■ MARY COOK
World War II historian Lynne Olson returns next week to talk about “Last Hope Island, Occupied Europe and the Brotherhood that Helped Turn the Tide of War.”
When she spoke to the Friends of Boca Grande Community Center last year, she says she “felt right at home” and eagerly anticipates the 4:30 PM, Wednesday, December 13 event.
Speaking by phone last week, she said “I am not a fan of Florida, but,” she admitted, “Boca Grande is a special place.”
World War II era Britain, “Last Hope Island,” was beyond ‘special’.
“Last Hoope” is the moniker given Britain by Polish airmen exiled there during the German occupation. With Nazis in control of most of Europe, deposed refuge leaders and governments fled to London where they endured the blitz and, in new partnerships with continental and American allies, coordinated the victory effort.
Last Spring’s standing-room- only crowd heard Olson speak about an earlier book, Those Angry Days: Roosevelt and Lindbergh, and America’s Fight Over World War II, 1939-41.
She said she likes to pursue “the human angle” in writing books about history. To keep it exhilarating, she says, she looks at historical characters as “newsmakers.” Her 2010 blockbuster Citizens of London, The Americans Who Stood With Britain in its Darkest, Finest Hour, a book with a large-as- life cast, is on Boca Grande bookshelves from the Bridge to the Lighthouse.
The ‘human angle’ surely drives the tale of Last Hope Island. Olson recreates the living Winston Churchill of course, and Franklin Delano Roosevelt. The list of personalities runs through royal folk including King Haakon of Norway, the Netherlands Queen Wilhelmina, King Leopold III of Belgium and Charlotte, Grand Duchesse of Luxembourg, to heads of state such as Poland’s Ambassador Jan Masaryk and Czech president Edvard Benes.
Charles de Gaulle, self-appointed leader of the Free France Forces, comes to life as a haughty, confident leader.

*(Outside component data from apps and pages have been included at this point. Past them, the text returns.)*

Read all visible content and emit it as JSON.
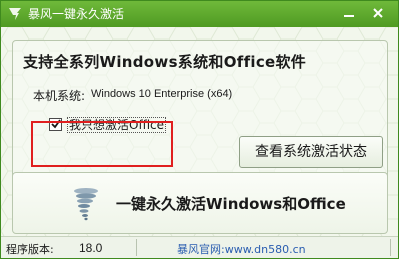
{
  "window": {
    "title": "暴风一键永久激活",
    "minimize_icon": "minimize-icon",
    "close_icon": "close-icon",
    "accent_color": "#4f9a22"
  },
  "group": {
    "title": "支持全系列Windows系统和Office软件",
    "system_label": "本机系统:",
    "system_value": "Windows 10 Enterprise (x64)",
    "office_checkbox_label": "我只想激活Office",
    "office_checkbox_checked": true,
    "status_button_label": "查看系统激活状态",
    "highlight_color": "#e01f1f"
  },
  "activate": {
    "label": "一键永久激活Windows和Office",
    "icon": "tornado-icon"
  },
  "statusbar": {
    "version_label": "程序版本:",
    "version_value": "18.0",
    "site_text": "暴风官网:www.dn580.cn",
    "link_color": "#2a5db0"
  }
}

As part of her ‘human angle’ trademark, a cast of forgotten heroes does not go undeveloped. In this book she expresses the quintessence of Resistance espionage stars of the period: for example, the Earl of Suffolk – a 1940 superhero, and code breaker Marian Rejewski of Poland. There are many female intelligence agents, notably Belgian Andree de Jongh, Mary Lindell from England who became Comtesse de Milleville, and French women Marie-Madeleine Fourcade and Jennie Rousseau.
Folded into the tale is the significance of the BBC and CBS news, as well as Allied contributions such as those of the Polish Air Force, Belgian gold reserves, Norwegian Navy, French Resistance, Czech intelligence, Dutch merchant ships and many more. Author of seven WWII histories to date, Olson says the book underway centers on a French Resistance leader featured in Last Hope Island.
To purchase tickets for Lynne Olson’s talk on Wednesday, December 13 at 4:30 PM, contact the Friends of Boca Grande Community Center 941-964- 0827, friendsofbocagrande.org.
Photo credit Tamzin B. Smith